Farrell said Aaron Hill will start at third when the Red Sox face lefties. Hill also could be a late-inning defensive replacement for Moncada.
Only a few minutes after the A's honored Ortiz with a video tribute and a large bottle of cabernet, he put the Red Sox in front. In the first inning, Ortiz ripped an Andrew Triggs pitch to right-center to bring home Xander Bogaerts from second for a 1-0 lead.
The Coliseum has not been a particularly good park for Ortiz; coming into Friday's game, he had a .219 career average (49-for-224) in Oakland.
Triggs departed after one inning because of back tightness. Fellow right-hander Zach Neal (2-4) replaced him.
It was a 2-2 game in the fifth before five consecutive two-out hits led to four Boston runs.
After Bogaerts lined a double to left, Ortiz brought him home with a solid single just to the left of second base. The Red Sox were ahead to stay.
Boston put away the game with six runs in the sixth. Ortiz had a sacrifice fly in the inning and Shaw capped the rally with a three-run homer to right, his 15th of the season.
Meanwhile, David Price (14-8) gave up two runs and four hits in seven innings. In 2008, Price was in a similar situation to what Moncada is experiencing now.
Price was 23, had been the first pick of the draft by Tampa Bay a year earlier and made his big-league debut in September in the middle of a pennant race.
He said he'd give Moncada the same advice Philadelphia pitcher Jamie Moyer, then 46, gave to Price before the Phillies faced Tampa Bay in the World Series.
Price said Moyer told him, "Have fun. Enjoy it. It goes by really fast." Price added, "That really kind of took me back right there. ... It really stuck with me. You've got to have fun with it."
The Red Sox moved one game back of the Toronto Blue Jays for first place in the AL East. The Red Sox remained two games in front of Baltimore and Detroit at the top of the AL wild-card standings.

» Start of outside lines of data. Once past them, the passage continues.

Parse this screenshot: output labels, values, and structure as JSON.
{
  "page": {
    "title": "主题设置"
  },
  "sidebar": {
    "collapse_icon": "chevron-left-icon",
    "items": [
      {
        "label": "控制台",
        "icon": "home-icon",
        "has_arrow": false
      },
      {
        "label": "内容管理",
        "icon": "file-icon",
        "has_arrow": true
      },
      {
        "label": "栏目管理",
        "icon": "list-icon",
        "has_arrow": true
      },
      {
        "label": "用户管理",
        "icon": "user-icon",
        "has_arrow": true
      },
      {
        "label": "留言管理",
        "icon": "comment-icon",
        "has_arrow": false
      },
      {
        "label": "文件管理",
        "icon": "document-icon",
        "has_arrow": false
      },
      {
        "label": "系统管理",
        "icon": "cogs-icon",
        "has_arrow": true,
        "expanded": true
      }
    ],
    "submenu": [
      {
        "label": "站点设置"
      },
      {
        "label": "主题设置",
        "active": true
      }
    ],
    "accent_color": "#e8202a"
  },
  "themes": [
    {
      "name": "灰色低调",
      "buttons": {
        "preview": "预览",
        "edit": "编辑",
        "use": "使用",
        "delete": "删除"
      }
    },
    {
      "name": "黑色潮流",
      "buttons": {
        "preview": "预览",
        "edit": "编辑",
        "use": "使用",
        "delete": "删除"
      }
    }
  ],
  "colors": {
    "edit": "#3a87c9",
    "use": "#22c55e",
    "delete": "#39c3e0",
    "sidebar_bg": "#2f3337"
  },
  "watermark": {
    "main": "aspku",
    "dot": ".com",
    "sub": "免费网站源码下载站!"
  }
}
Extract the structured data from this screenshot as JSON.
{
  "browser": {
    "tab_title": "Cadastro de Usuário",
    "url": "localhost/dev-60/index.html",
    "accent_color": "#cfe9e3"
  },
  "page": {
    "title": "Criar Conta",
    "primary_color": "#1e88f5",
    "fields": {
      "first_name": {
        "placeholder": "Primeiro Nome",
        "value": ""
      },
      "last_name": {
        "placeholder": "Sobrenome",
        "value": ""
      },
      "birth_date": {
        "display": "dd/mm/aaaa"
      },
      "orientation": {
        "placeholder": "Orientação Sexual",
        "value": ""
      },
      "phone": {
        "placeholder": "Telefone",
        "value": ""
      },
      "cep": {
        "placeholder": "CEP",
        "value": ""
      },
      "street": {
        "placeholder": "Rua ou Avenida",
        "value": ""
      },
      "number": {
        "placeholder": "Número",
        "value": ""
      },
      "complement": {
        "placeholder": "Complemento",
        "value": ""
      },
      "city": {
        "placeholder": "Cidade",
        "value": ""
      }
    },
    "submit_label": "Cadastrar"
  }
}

The Red Sox are 4-0 against Oakland this season and have scored at least 13 runs in each of the four games.